Earlier this month 450 leading industry figures including Dame Vivienne Westwood warned that the Brexit agreement would madly damage the £35billion industry due to cross-border levies and visa restrictions
But in his reply to an open letter organised by the Fashion Roundtable, Mr Dowden laid all the blame at Brussels door and said it was up to them to change the rules, adding: ‘I trust you will also lend your star power to these efforts, and call on them to make life easier for fashion professionals working in countries across the EU.’
Ms Temperley, who designed a sleek green dress worn by Pippa Middleton to her sister’s wedding reception in 2011, and has also been regularly worn by Kate, told the Sunday Times: ‘For the government to come back with this, they are hiding, they are cowards.
Alice Temperley famously designed Pippa Middleton’s emerald green gowns for the Duchess of Cambridge’s wedding reception in 2011 (left) and other works for the Duchess herself (right)
Ms Temperley told the Sunday Times: ‘For the government to come back with this, they are hiding, they are cowards’
In his reply to an open letter organised by the Fashion Roundtable, Mr Dowden laid all the blame at Brussels door and said it was up to them to change the rules, adding: ‘I trust you will also lend your star power to these efforts, and call on them to make life easier for fashion professionals working in countries across the EU.’

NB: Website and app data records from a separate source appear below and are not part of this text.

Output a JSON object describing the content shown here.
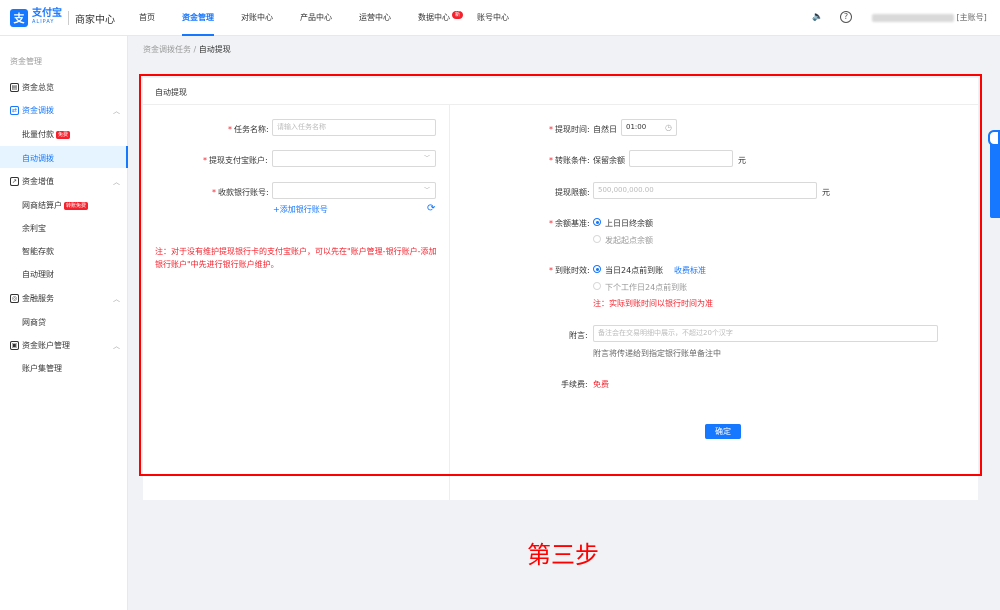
{
  "header": {
    "logo_mark": "支",
    "logo_cn": "支付宝",
    "logo_en": "ALIPAY",
    "logo_sub": "商家中心",
    "nav": [
      {
        "label": "首页",
        "active": false
      },
      {
        "label": "资金管理",
        "active": true
      },
      {
        "label": "对账中心",
        "active": false
      },
      {
        "label": "产品中心",
        "active": false
      },
      {
        "label": "运营中心",
        "active": false
      },
      {
        "label": "数据中心",
        "active": false,
        "badge": "新"
      },
      {
        "label": "账号中心",
        "active": false
      }
    ],
    "sound_icon": "🔈",
    "help_icon": "?",
    "account_suffix": "[主账号]"
  },
  "sidebar": {
    "title": "资金管理",
    "groups": [
      {
        "label": "资金总览",
        "icon": "overview-icon",
        "glyph": "▤"
      },
      {
        "label": "资金调拨",
        "icon": "transfer-icon",
        "glyph": "⇄",
        "active": true,
        "chevron": "︿",
        "items": [
          {
            "label": "批量付款",
            "badge": "免费"
          },
          {
            "label": "自动调拨",
            "active": true
          }
        ]
      },
      {
        "label": "资金增值",
        "icon": "chart-icon",
        "glyph": "↗",
        "chevron": "︿",
        "items": [
          {
            "label": "网商结算户",
            "badge": "转账免费"
          },
          {
            "label": "余利宝"
          },
          {
            "label": "智能存款"
          },
          {
            "label": "自动理财"
          }
        ]
      },
      {
        "label": "金融服务",
        "icon": "finance-icon",
        "glyph": "◎",
        "chevron": "︿",
        "items": [
          {
            "label": "网商贷"
          }
        ]
      },
      {
        "label": "资金账户管理",
        "icon": "account-icon",
        "glyph": "▣",
        "chevron": "︿",
        "items": [
          {
            "label": "账户集管理"
          }
        ]
      }
    ]
  },
  "breadcrumb": {
    "parent": "资金调拨任务",
    "sep": "/",
    "current": "自动提现"
  },
  "card": {
    "title": "自动提现"
  },
  "left_form": {
    "task_name_label": "任务名称:",
    "task_name_placeholder": "请输入任务名称",
    "alipay_account_label": "提现支付宝账户:",
    "bank_account_label": "收款银行账号:",
    "add_bank_link": "+添加银行账号",
    "note": "注：对于没有维护提现银行卡的支付宝账户，可以先在\"账户管理-银行账户-添加银行账户\"中先进行银行账户维护。"
  },
  "right_form": {
    "withdraw_time_label": "提现时间:",
    "withdraw_time_prefix": "自然日",
    "withdraw_time_value": "01:00",
    "transfer_cond_label": "转账条件:",
    "transfer_cond_prefix": "保留余额",
    "unit": "元",
    "limit_label": "提现限额:",
    "limit_placeholder": "500,000,000.00",
    "balance_base_label": "余额基准:",
    "balance_options": [
      "上日日终余额",
      "发起起点余额"
    ],
    "arrival_label": "到账时效:",
    "arrival_options": [
      "当日24点前到账",
      "下个工作日24点前到账"
    ],
    "fee_standard_link": "收费标准",
    "arrival_note": "注：实际到账时间以银行时间为准",
    "remark_label": "附言:",
    "remark_placeholder": "备注会在交易明细中展示，不超过20个汉字",
    "remark_hint": "附言将传递给到指定银行账单备注中",
    "fee_label": "手续费:",
    "fee_value": "免费",
    "confirm_button": "确定"
  },
  "step_label": "第三步",
  "colors": {
    "primary": "#1677ff",
    "danger": "#f5222d",
    "frame": "#ff0000"
  }
}
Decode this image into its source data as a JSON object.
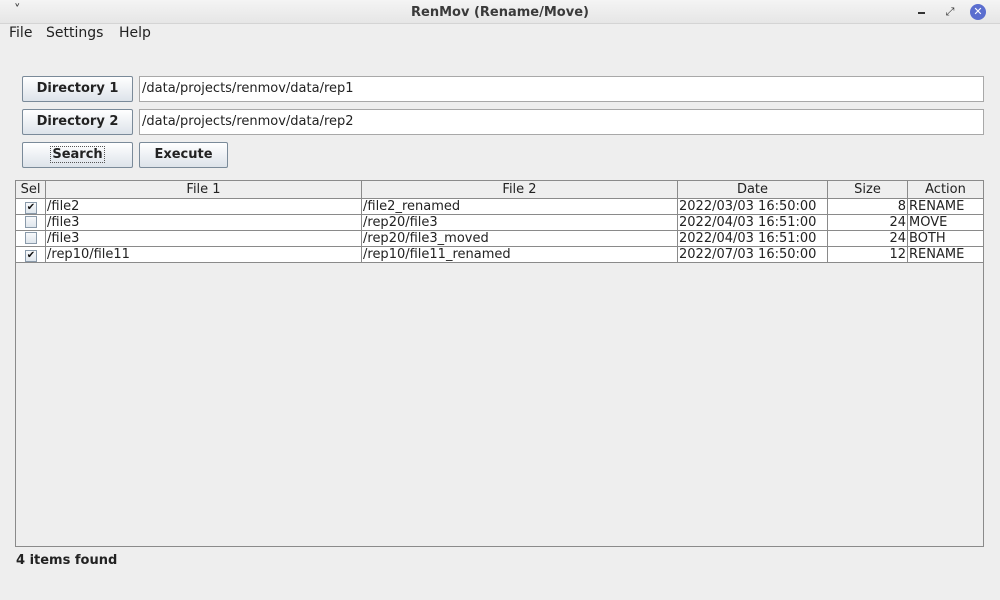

Ms Le Bon added: ‘We rarely speak up for ourselves for fear of seeming uncool, but this is about more, it’s about hundreds of thousands of jobs that may potentially be lost’
‘The government likes to entertain us during fashion week when we are all invited to 10 Downing Street to meet the prime minister.
‘But now the government isn’t here to help, there is no voice, there is no guidance and there is no clarity on the situation. No one is talking about the fashion industry.’
Ms Le Bon added: ‘We rarely speak up for ourselves for fear of seeming uncool, but this is about more, it’s about hundreds of thousands of jobs that may potentially be lost.
For once we need to be listened to and for the government to work with us before it is too late.’
However, sources hit back at the accusations, telling MailOnline there was a certain amount of ‘internal fashion politics’ involved, with the Roundtable not involved in discussions with the Government and ‘a lot of work going on behind the scenes’ to address issues being faced by the industry.
In the letter to Mr Dowden, the fashion leaders wrote: ‘The fashion and textiles industry is the largest component of the previously thriving UK creative industries, growing 11 per cent annually, bringing vital jobs and innovation to the UK. We contribute more to UK GDP than fishing, music, film and motor industries combined.
‘Yet we have been disregarded in this deal and our concerns overlooked in current policy decisions.
‘This has significantly impacted our opportunity to build back better and grow our onshoring manufacturing, digital innovation and sustainable design and technology in the UK, where we now, more than ever, have the real chance to show global leadership.
‘Everyone working across the EU, our largest trading partner for imports and exports, will now need costly work permits for each of the member states they visit and a mountain of paperwork for their products and equipment.
‘This is a step backwards and out of touch with the realities of how the sector works. From travelling to the EU for trade shows to large value shoots and shows happening here in the UK, red tape delays and costs are impacting our industry already, with work relocating to the EU, all impacting our opportunities to trade and travel.’
A government spokeswoman said: ‘We are working closely with businesses in the fashion industry – including UK Fashion and Textiles and the British Fashion Council who represent a significant part of the industry – to ensure they get the support they need to trade effectively with the EU, and seize new opportunities as we strike trade deals with the world’s fastest growing markets.
‘We have also established a new creative and cultural industry Working Group set up to look at issues around working and touring in the EU.
‘To support any businesses facing challenges with specific aspects of trading with the EU, we are operating export helplines, running webinars with policy experts and offering businesses support via our network of 300 international trade advisers. This is on top of the millions we have invested to expand the customs intermediaries sector.’